Climbing Mt. Elbert
As the highest mountain in Colorado, as well as the entire Rocky mountain range, Mt. Elbert has long been on my list. I was always aware that Elbert is a simple hike up to the summit, and one of the easiest 14,000 foot mountains in Colorado. I had always thought going in the winter would make up for this a bit, but as I got more experienced in climbing I saw a winter trip as nothing more than a high altitude snowy hike. Regardless of the challenge, I was happy to finally be attempting the peak, and when the day finally came I started off on the South Mt. Elbert trail for many reasons. The biggest was this was the only place I could park my car in the winter! Even a day after a major snowstorm, the parking lot was plowed and I had no trouble getting there with my horrible Nissan Sentra that I had rented. At 9,600 feet (3,000 meters) I started towards the top of the Rockies, and took this photo minutes into my hike.
The winter trail that connects you to the normal parking lot has roughly 1,000 feet (300 meters) of elevation gain. I found it annoying that everyone said the trail adds an extra two miles because I think it’s closer to three. On the return from the normal parking lot for example, a sign was marked two miles, but a short distance later another sign said two and a half miles despite the fact that I was slightly closer. So anyway, I’d say using the winter parking lot will add roughly five miles (three kilometers) round trip to your entire climb. Luckily it’s mostly flat, but the snow was what was slowing me down. A few times I had to break trail and other times it was nicely packed, but always easy to follow.
There were two other vehicles present at the parking lot when I started so I was not sure why I ever had to break trail with people ahead of me. I discovered that whenever the snow was packed, it was only packed directly on the trail. A few times I stepped off to the side and immediately fell another foot or two into the snow despite having snowshoes on. This photo doesn’t provide the best perspective, but that hole is at least two feet deep!

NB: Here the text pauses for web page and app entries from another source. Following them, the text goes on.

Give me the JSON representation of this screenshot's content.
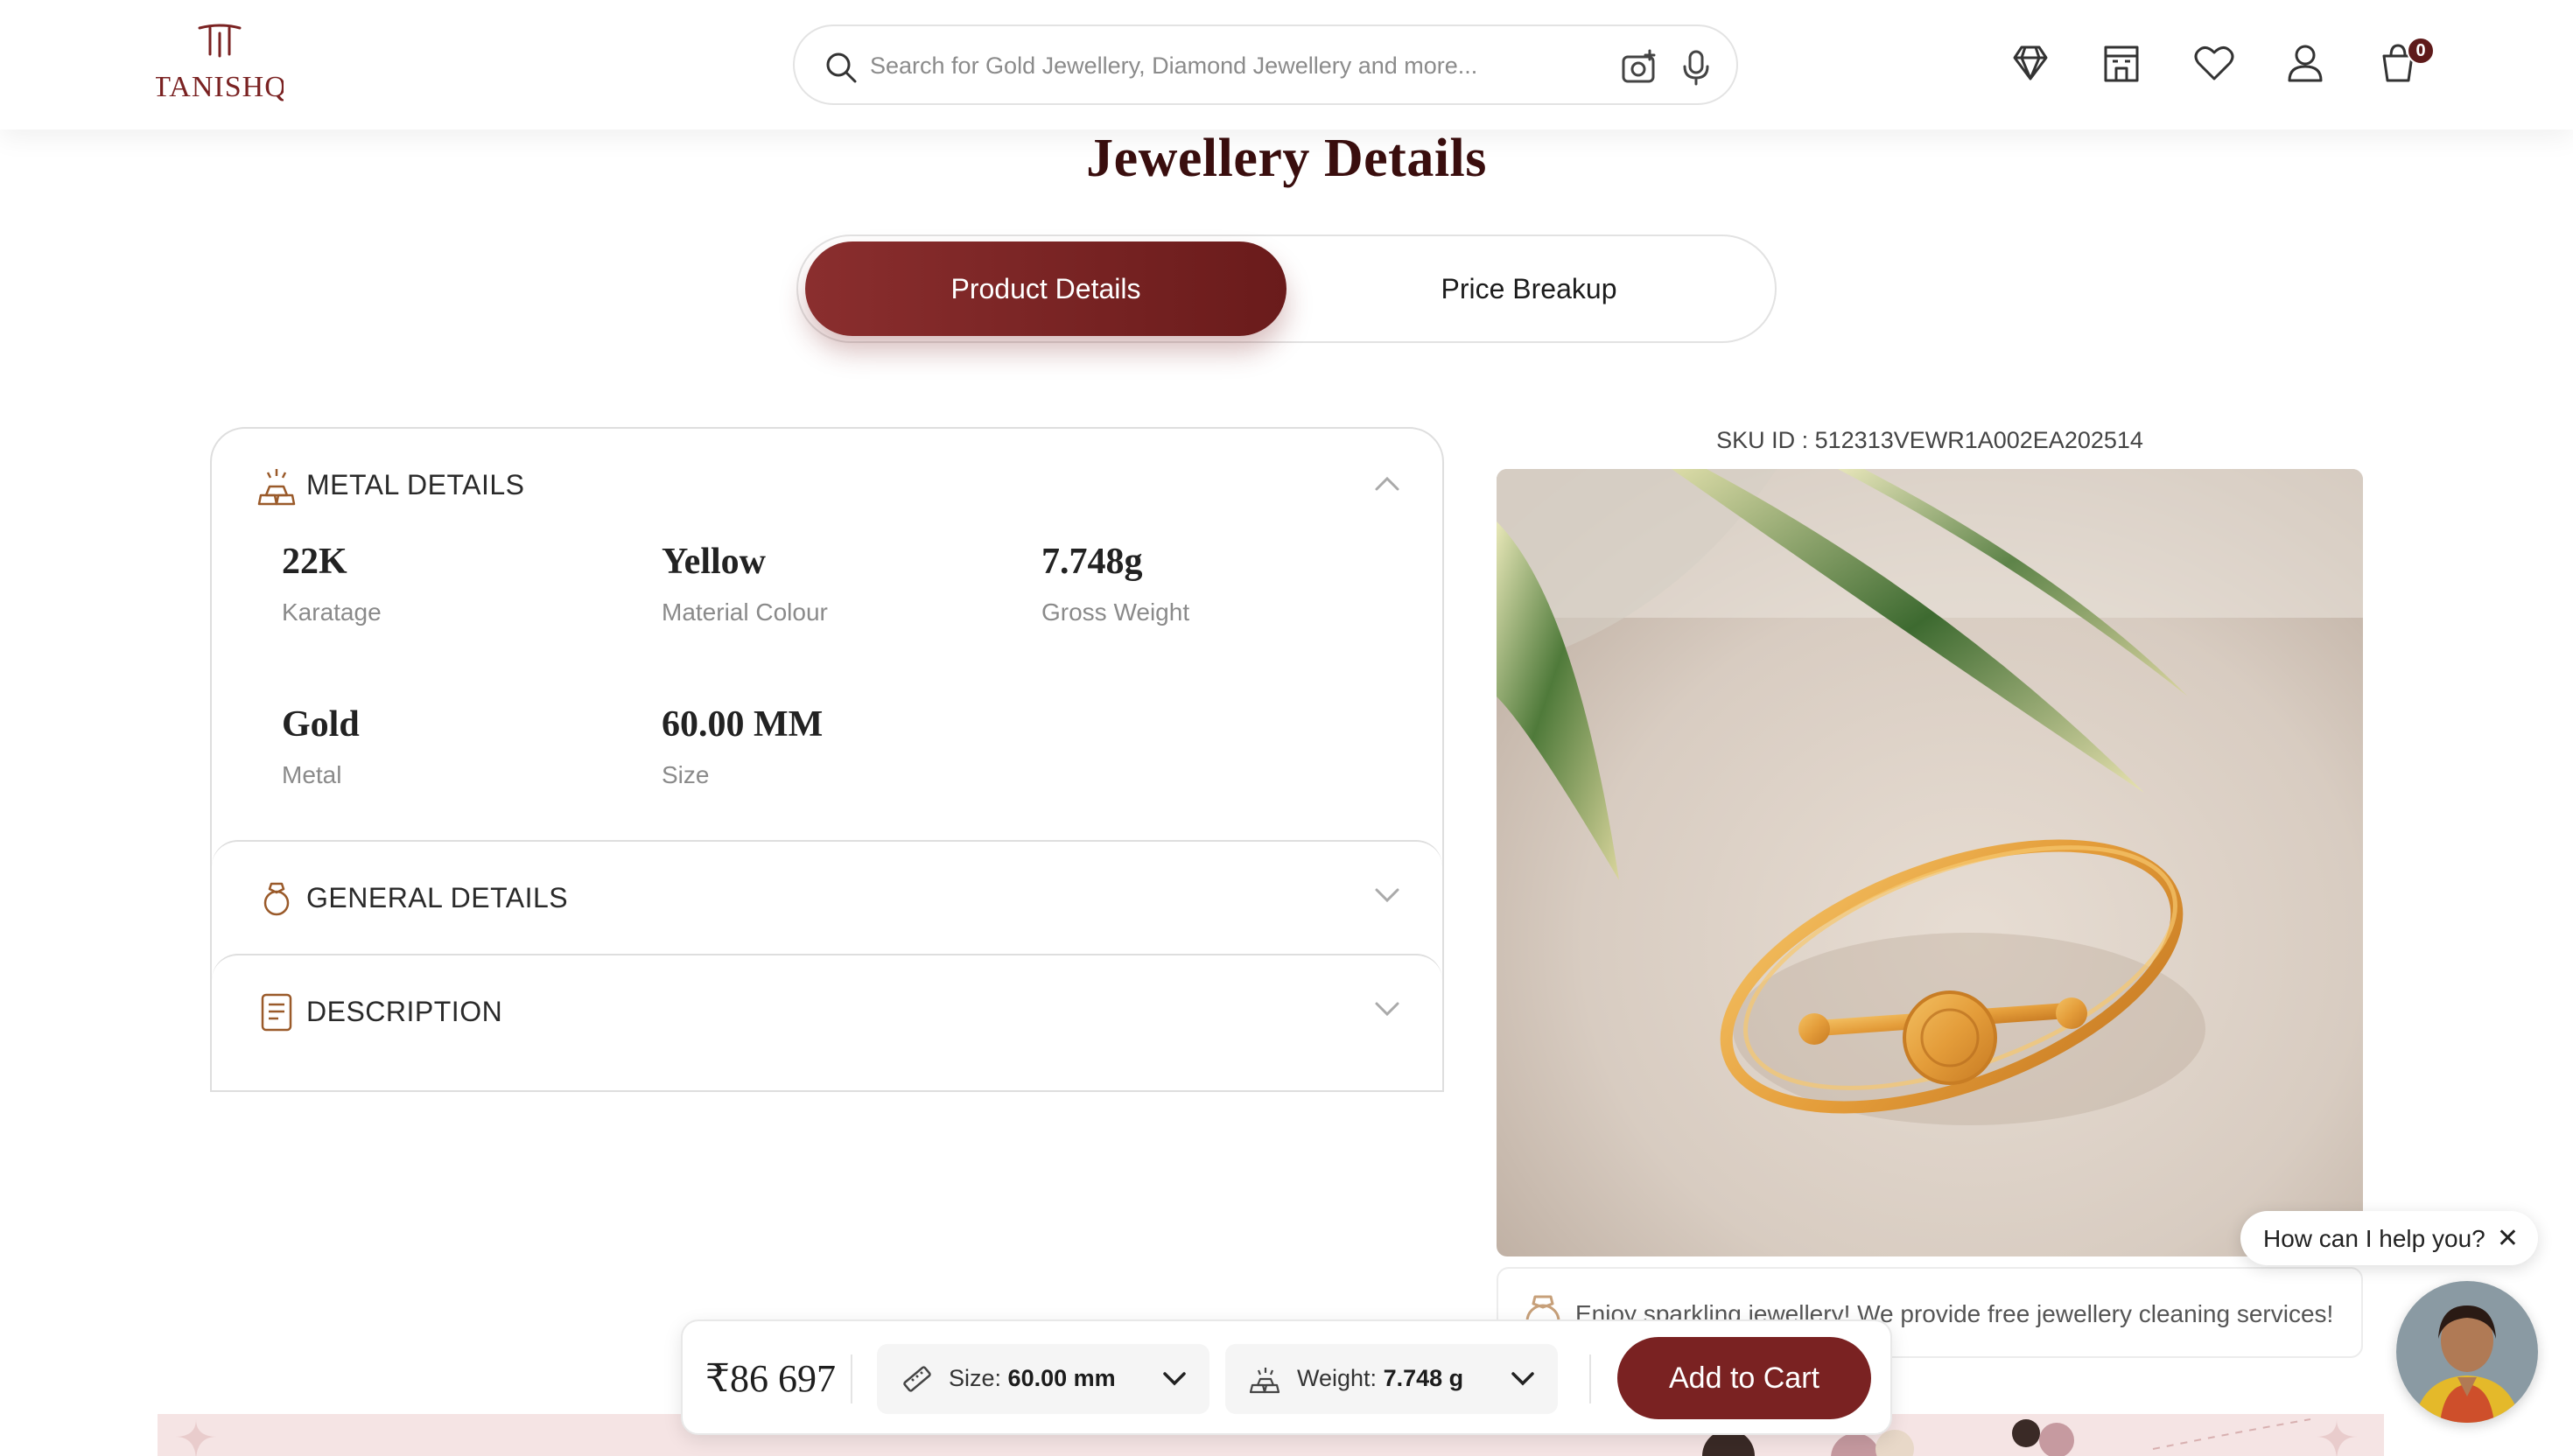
{
  "header": {
    "logo_text": "TANISHQ",
    "search": {
      "placeholder": "Search for Gold Jewellery, Diamond Jewellery and more..."
    },
    "icons": [
      "diamond-icon",
      "store-icon",
      "heart-icon",
      "user-icon",
      "cart-icon"
    ],
    "cart_count": "0"
  },
  "page": {
    "title": "Jewellery Details",
    "tabs": [
      {
        "label": "Product Details",
        "active": true
      },
      {
        "label": "Price Breakup",
        "active": false
      }
    ]
  },
  "details": {
    "metal": {
      "heading": "METAL DETAILS",
      "expanded": true,
      "attributes": [
        {
          "value": "22K",
          "label": "Karatage"
        },
        {
          "value": "Yellow",
          "label": "Material Colour"
        },
        {
          "value": "7.748g",
          "label": "Gross Weight"
        },
        {
          "value": "Gold",
          "label": "Metal"
        },
        {
          "value": "60.00 MM",
          "label": "Size"
        }
      ]
    },
    "general": {
      "heading": "GENERAL DETAILS",
      "expanded": false
    },
    "description": {
      "heading": "DESCRIPTION",
      "expanded": false
    }
  },
  "product": {
    "sku_label": "SKU ID :",
    "sku_value": "512313VEWR1A002EA202514",
    "image_alt": "gold bangle with round motif on beige fabric",
    "promo_text": "Enjoy sparkling jewellery! We provide free jewellery cleaning services!"
  },
  "help": {
    "text": "How can I help you?",
    "close": "✕"
  },
  "sticky_bar": {
    "price": "₹86 697",
    "size_label": "Size:",
    "size_value": "60.00 mm",
    "weight_label": "Weight:",
    "weight_value": "7.748 g",
    "add_to_cart": "Add to Cart"
  },
  "colors": {
    "brand": "#7a2222",
    "title": "#3a0e0e",
    "icon_accent": "#9a5a2a"
  }
}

The hike from the winter parking lot to the normal parking lot was pretty uneventful. I came across another guy who was a local and we had a brief conversation. It seemed we both wanted to do our own thing, so we didn’t stay together. I said I’d be going slow since I wasn’t acclimatized at all and we both where in and out of sight of each other until we reached the normal parking lot. I don’t recall the terrain being much steeper from here, so it wasn’t until my decent I saw how steep it was. At around 11,000 feet (3,300 meters) it flattened out a bit and I even came across an empty tent. Camping would have done me wonders in terms of acclimatizing, but I had a flight to catch tonight!
The terrain continued going up slowly, until I reached this empty snowfield surrounded by evergreens. I’ve always loved hiking in snow covered evergreens, and was a bit disappointed but how short this experience was. In the photo above you can see how brief the tree line is, as well as the summit in the background.
From the woods I continued uphill in deep snow until I rounded the corner where I could see the remaining part of the route. The climb up Mt. Elbert is most definitely not steep, but with my camera pointing up most of my pictures will make it look deceptively flat. Keep in mind by now I was around 12,000 feet (3,650 meters), so despite how flat this looks I still had an incredible 2,500 feet or 750 vertical meters to ascend! If you can see the notch where the two main slopes in this picture meet, roughly around that location is where a known woodpile is located. The woodpile is officially at 12,400 feet (3,800 meters), so now I still had a remaining 2,000 feet left. I’ve no idea why it’s there or who brought it, but from here it began to get relatively steeper. Despite already being more than half way up from my starting point, I remember thinking this is where the climb truly starts!
By now either my lack of fitness or the altitude was challenging me. I wasn’t being pushed to my limits or anything but it was definitely starting to make me breathe hard. The wind had also picked up significantly and visibility dropped. I really wish I took more photos, on the way up. There wasn’t too much to see however. The only significant change was the terrain became much rockier, enough so that I left my snowshoes at 13,000 feet (4,000 meters). For the most part this worked well, but I came across a few short but really deep areas that had me cursing and wished I had kept them. As I approached the summit two hours after leaving the woodpile, I was in clear skies again and the wind died down.
Because Elbert isn’t very steep, there was only a single false summit, and once past that the true summit is always in view. The weather stayed perfect and I felt like everything was in order despite the torture of climbing past 4,000 meters from sea level. Just below the top, I got to a ridge where for the first time I could see the other side of the mountain range. It was a spectacular sight, and I could even see what I believed to be the Black Cloud trail far below.
It took me nearly six hours to reach the top of the Rocky mountains. I’m sure someone who is in better shape and acclimatized could easily shave an hour or more off that time. The other climber I had saw in the beginning descended past me just a few hundred feet below the top, so once I was there I was happy to have the whole place to myself. The only draw back was it was difficult to put my camera in a place and use the timer to get a good photo. Above is me trying to run into the picture on the summit. I was a bit surprised that there wasn’t a large marker or monument marking the highest point of the Rockies, but the views were all I needed. It seems to have been a very long time since I have climbed up a significant peak and had clear skies!